▸ Brief:
The pictures in the data below are to be omitted; all else must be duplicated exactly.

▸ Supplied data:
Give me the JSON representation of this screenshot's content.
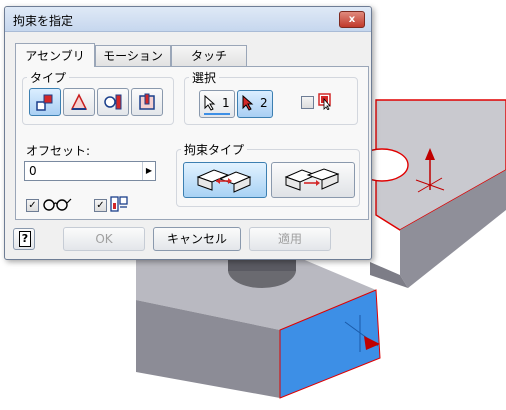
{
  "window": {
    "title": "拘束を指定",
    "close_label": "x"
  },
  "tabs": [
    {
      "label": "アセンブリ",
      "active": true
    },
    {
      "label": "モーション",
      "active": false
    },
    {
      "label": "タッチ",
      "active": false
    }
  ],
  "type_group": {
    "label": "タイプ",
    "buttons": [
      {
        "icon": "mate-constraint-icon",
        "selected": true
      },
      {
        "icon": "angle-constraint-icon",
        "selected": false
      },
      {
        "icon": "tangent-constraint-icon",
        "selected": false
      },
      {
        "icon": "insert-constraint-icon",
        "selected": false
      }
    ]
  },
  "selection_group": {
    "label": "選択",
    "select1_label": "1",
    "select2_label": "2",
    "pick_part_first_checked": false
  },
  "offset": {
    "label": "オフセット:",
    "value": "0"
  },
  "options": {
    "show_preview_checked": true,
    "predict_offset_checked": true,
    "check_mark": "✓"
  },
  "solution_group": {
    "label": "拘束タイプ",
    "mate_selected": true
  },
  "footer": {
    "help_label": "?",
    "ok_label": "OK",
    "cancel_label": "キャンセル",
    "apply_label": "適用"
  },
  "colors": {
    "highlight_blue": "#3d8fe6",
    "edge_red": "#e00000",
    "dialog_bg": "#f0f0f0"
  }
}
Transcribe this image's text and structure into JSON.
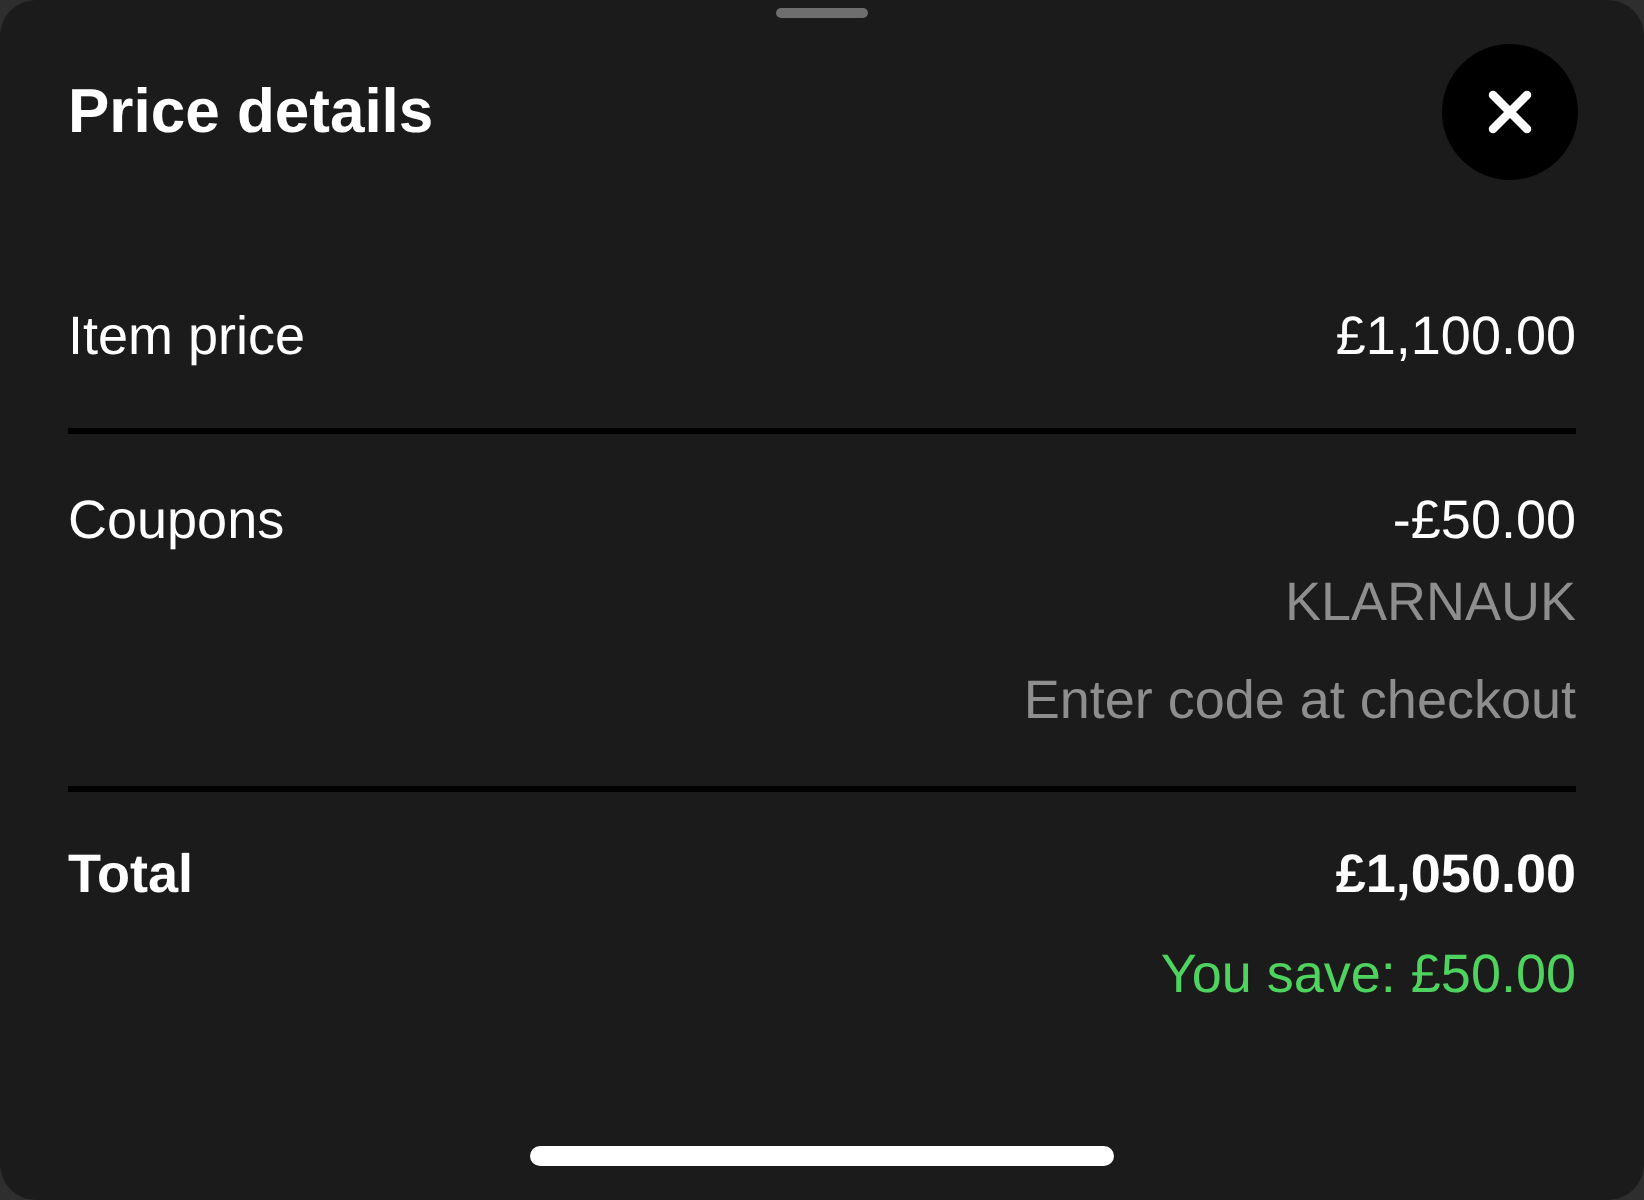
{
  "sheet": {
    "title": "Price details"
  },
  "rows": [
    {
      "kind": "line",
      "label": "Item price",
      "value": "£1,100.00"
    },
    {
      "kind": "line",
      "label": "Coupons",
      "value": "-£50.00",
      "code": "KLARNAUK",
      "hint": "Enter code at checkout"
    },
    {
      "kind": "total",
      "label": "Total",
      "value": "£1,050.00",
      "savings": "You save: £50.00"
    }
  ]
}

▸ Written solution:
Give me the JSON representation of this screenshot's content.
{
  "window": {
    "title": "拘束を指定",
    "close_label": "x"
  },
  "tabs": [
    {
      "label": "アセンブリ",
      "active": true
    },
    {
      "label": "モーション",
      "active": false
    },
    {
      "label": "タッチ",
      "active": false
    }
  ],
  "type_group": {
    "label": "タイプ",
    "buttons": [
      {
        "icon": "mate-constraint-icon",
        "selected": true
      },
      {
        "icon": "angle-constraint-icon",
        "selected": false
      },
      {
        "icon": "tangent-constraint-icon",
        "selected": false
      },
      {
        "icon": "insert-constraint-icon",
        "selected": false
      }
    ]
  },
  "selection_group": {
    "label": "選択",
    "select1_label": "1",
    "select2_label": "2",
    "pick_part_first_checked": false
  },
  "offset": {
    "label": "オフセット:",
    "value": "0"
  },
  "options": {
    "show_preview_checked": true,
    "predict_offset_checked": true,
    "check_mark": "✓"
  },
  "solution_group": {
    "label": "拘束タイプ",
    "mate_selected": true
  },
  "footer": {
    "help_label": "?",
    "ok_label": "OK",
    "cancel_label": "キャンセル",
    "apply_label": "適用"
  },
  "colors": {
    "highlight_blue": "#3d8fe6",
    "edge_red": "#e00000",
    "dialog_bg": "#f0f0f0"
  }
}
Transcribe this image's text and structure into JSON.
{
  "sheet": {
    "title": "Price details"
  },
  "rows": [
    {
      "kind": "line",
      "label": "Item price",
      "value": "£1,100.00"
    },
    {
      "kind": "line",
      "label": "Coupons",
      "value": "-£50.00",
      "code": "KLARNAUK",
      "hint": "Enter code at checkout"
    },
    {
      "kind": "total",
      "label": "Total",
      "value": "£1,050.00",
      "savings": "You save: £50.00"
    }
  ]
}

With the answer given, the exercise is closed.